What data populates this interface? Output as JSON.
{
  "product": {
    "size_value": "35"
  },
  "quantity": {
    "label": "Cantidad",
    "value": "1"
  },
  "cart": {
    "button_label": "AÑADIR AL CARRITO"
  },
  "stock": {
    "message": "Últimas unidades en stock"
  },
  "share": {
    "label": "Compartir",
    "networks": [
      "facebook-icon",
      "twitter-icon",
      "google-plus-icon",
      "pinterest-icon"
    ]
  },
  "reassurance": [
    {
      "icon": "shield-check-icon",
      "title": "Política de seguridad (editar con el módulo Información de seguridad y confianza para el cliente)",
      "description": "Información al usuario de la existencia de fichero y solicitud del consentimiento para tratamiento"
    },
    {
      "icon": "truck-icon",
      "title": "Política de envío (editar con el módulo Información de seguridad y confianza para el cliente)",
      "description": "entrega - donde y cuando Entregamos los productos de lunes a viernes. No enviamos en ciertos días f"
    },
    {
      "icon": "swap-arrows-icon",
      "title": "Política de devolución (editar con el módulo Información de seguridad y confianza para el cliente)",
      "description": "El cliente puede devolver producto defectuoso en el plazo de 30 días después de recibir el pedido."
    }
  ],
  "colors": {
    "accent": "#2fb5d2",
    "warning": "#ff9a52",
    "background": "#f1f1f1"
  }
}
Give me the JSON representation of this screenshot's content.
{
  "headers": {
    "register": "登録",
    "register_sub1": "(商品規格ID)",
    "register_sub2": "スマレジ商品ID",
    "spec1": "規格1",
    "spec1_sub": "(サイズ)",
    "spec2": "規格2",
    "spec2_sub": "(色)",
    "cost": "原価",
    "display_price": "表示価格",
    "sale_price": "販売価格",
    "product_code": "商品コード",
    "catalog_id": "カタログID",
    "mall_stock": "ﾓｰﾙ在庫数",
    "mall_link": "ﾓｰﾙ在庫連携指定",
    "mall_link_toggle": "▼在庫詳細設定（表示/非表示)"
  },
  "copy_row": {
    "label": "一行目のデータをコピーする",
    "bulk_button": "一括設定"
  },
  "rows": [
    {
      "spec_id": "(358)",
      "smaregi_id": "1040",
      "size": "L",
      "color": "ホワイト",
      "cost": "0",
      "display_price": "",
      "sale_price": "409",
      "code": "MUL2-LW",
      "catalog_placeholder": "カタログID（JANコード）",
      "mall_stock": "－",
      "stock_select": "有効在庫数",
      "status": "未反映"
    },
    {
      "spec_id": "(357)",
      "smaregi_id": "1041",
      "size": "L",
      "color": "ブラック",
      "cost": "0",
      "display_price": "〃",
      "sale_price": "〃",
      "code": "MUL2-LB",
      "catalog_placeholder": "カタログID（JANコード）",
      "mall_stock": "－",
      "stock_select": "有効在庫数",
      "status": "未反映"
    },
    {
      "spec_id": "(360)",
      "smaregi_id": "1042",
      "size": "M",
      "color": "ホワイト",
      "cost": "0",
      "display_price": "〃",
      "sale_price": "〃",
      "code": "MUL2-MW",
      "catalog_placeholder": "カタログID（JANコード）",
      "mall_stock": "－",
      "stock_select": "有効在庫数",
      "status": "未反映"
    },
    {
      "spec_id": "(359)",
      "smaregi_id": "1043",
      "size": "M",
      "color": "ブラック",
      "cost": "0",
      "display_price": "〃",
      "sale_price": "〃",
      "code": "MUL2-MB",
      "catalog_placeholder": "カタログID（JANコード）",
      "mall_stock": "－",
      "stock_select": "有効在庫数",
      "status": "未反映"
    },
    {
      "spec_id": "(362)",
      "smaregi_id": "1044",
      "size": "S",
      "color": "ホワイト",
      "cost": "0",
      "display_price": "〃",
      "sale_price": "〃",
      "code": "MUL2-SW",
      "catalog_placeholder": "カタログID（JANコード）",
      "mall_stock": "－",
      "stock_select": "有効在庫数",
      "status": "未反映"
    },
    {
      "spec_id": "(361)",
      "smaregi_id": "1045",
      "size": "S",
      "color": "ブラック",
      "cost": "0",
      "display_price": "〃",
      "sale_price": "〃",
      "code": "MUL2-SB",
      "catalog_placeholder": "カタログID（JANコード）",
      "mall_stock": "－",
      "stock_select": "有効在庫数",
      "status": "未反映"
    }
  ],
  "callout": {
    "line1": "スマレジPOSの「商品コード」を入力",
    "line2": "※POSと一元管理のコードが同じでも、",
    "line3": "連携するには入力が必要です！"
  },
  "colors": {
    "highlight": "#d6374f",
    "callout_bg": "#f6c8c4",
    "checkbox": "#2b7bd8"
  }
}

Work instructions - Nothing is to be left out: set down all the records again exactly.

Result -
What data populates this interface? Output as JSON.
{
  "product": {
    "size_value": "35"
  },
  "quantity": {
    "label": "Cantidad",
    "value": "1"
  },
  "cart": {
    "button_label": "AÑADIR AL CARRITO"
  },
  "stock": {
    "message": "Últimas unidades en stock"
  },
  "share": {
    "label": "Compartir",
    "networks": [
      "facebook-icon",
      "twitter-icon",
      "google-plus-icon",
      "pinterest-icon"
    ]
  },
  "reassurance": [
    {
      "icon": "shield-check-icon",
      "title": "Política de seguridad (editar con el módulo Información de seguridad y confianza para el cliente)",
      "description": "Información al usuario de la existencia de fichero y solicitud del consentimiento para tratamiento"
    },
    {
      "icon": "truck-icon",
      "title": "Política de envío (editar con el módulo Información de seguridad y confianza para el cliente)",
      "description": "entrega - donde y cuando Entregamos los productos de lunes a viernes. No enviamos en ciertos días f"
    },
    {
      "icon": "swap-arrows-icon",
      "title": "Política de devolución (editar con el módulo Información de seguridad y confianza para el cliente)",
      "description": "El cliente puede devolver producto defectuoso en el plazo de 30 días después de recibir el pedido."
    }
  ],
  "colors": {
    "accent": "#2fb5d2",
    "warning": "#ff9a52",
    "background": "#f1f1f1"
  }
}
Give me the JSON representation of this screenshot's content.
{
  "headers": {
    "register": "登録",
    "register_sub1": "(商品規格ID)",
    "register_sub2": "スマレジ商品ID",
    "spec1": "規格1",
    "spec1_sub": "(サイズ)",
    "spec2": "規格2",
    "spec2_sub": "(色)",
    "cost": "原価",
    "display_price": "表示価格",
    "sale_price": "販売価格",
    "product_code": "商品コード",
    "catalog_id": "カタログID",
    "mall_stock": "ﾓｰﾙ在庫数",
    "mall_link": "ﾓｰﾙ在庫連携指定",
    "mall_link_toggle": "▼在庫詳細設定（表示/非表示)"
  },
  "copy_row": {
    "label": "一行目のデータをコピーする",
    "bulk_button": "一括設定"
  },
  "rows": [
    {
      "spec_id": "(358)",
      "smaregi_id": "1040",
      "size": "L",
      "color": "ホワイト",
      "cost": "0",
      "display_price": "",
      "sale_price": "409",
      "code": "MUL2-LW",
      "catalog_placeholder": "カタログID（JANコード）",
      "mall_stock": "－",
      "stock_select": "有効在庫数",
      "status": "未反映"
    },
    {
      "spec_id": "(357)",
      "smaregi_id": "1041",
      "size": "L",
      "color": "ブラック",
      "cost": "0",
      "display_price": "〃",
      "sale_price": "〃",
      "code": "MUL2-LB",
      "catalog_placeholder": "カタログID（JANコード）",
      "mall_stock": "－",
      "stock_select": "有効在庫数",
      "status": "未反映"
    },
    {
      "spec_id": "(360)",
      "smaregi_id": "1042",
      "size": "M",
      "color": "ホワイト",
      "cost": "0",
      "display_price": "〃",
      "sale_price": "〃",
      "code": "MUL2-MW",
      "catalog_placeholder": "カタログID（JANコード）",
      "mall_stock": "－",
      "stock_select": "有効在庫数",
      "status": "未反映"
    },
    {
      "spec_id": "(359)",
      "smaregi_id": "1043",
      "size": "M",
      "color": "ブラック",
      "cost": "0",
      "display_price": "〃",
      "sale_price": "〃",
      "code": "MUL2-MB",
      "catalog_placeholder": "カタログID（JANコード）",
      "mall_stock": "－",
      "stock_select": "有効在庫数",
      "status": "未反映"
    },
    {
      "spec_id": "(362)",
      "smaregi_id": "1044",
      "size": "S",
      "color": "ホワイト",
      "cost": "0",
      "display_price": "〃",
      "sale_price": "〃",
      "code": "MUL2-SW",
      "catalog_placeholder": "カタログID（JANコード）",
      "mall_stock": "－",
      "stock_select": "有効在庫数",
      "status": "未反映"
    },
    {
      "spec_id": "(361)",
      "smaregi_id": "1045",
      "size": "S",
      "color": "ブラック",
      "cost": "0",
      "display_price": "〃",
      "sale_price": "〃",
      "code": "MUL2-SB",
      "catalog_placeholder": "カタログID（JANコード）",
      "mall_stock": "－",
      "stock_select": "有効在庫数",
      "status": "未反映"
    }
  ],
  "callout": {
    "line1": "スマレジPOSの「商品コード」を入力",
    "line2": "※POSと一元管理のコードが同じでも、",
    "line3": "連携するには入力が必要です！"
  },
  "colors": {
    "highlight": "#d6374f",
    "callout_bg": "#f6c8c4",
    "checkbox": "#2b7bd8"
  }
}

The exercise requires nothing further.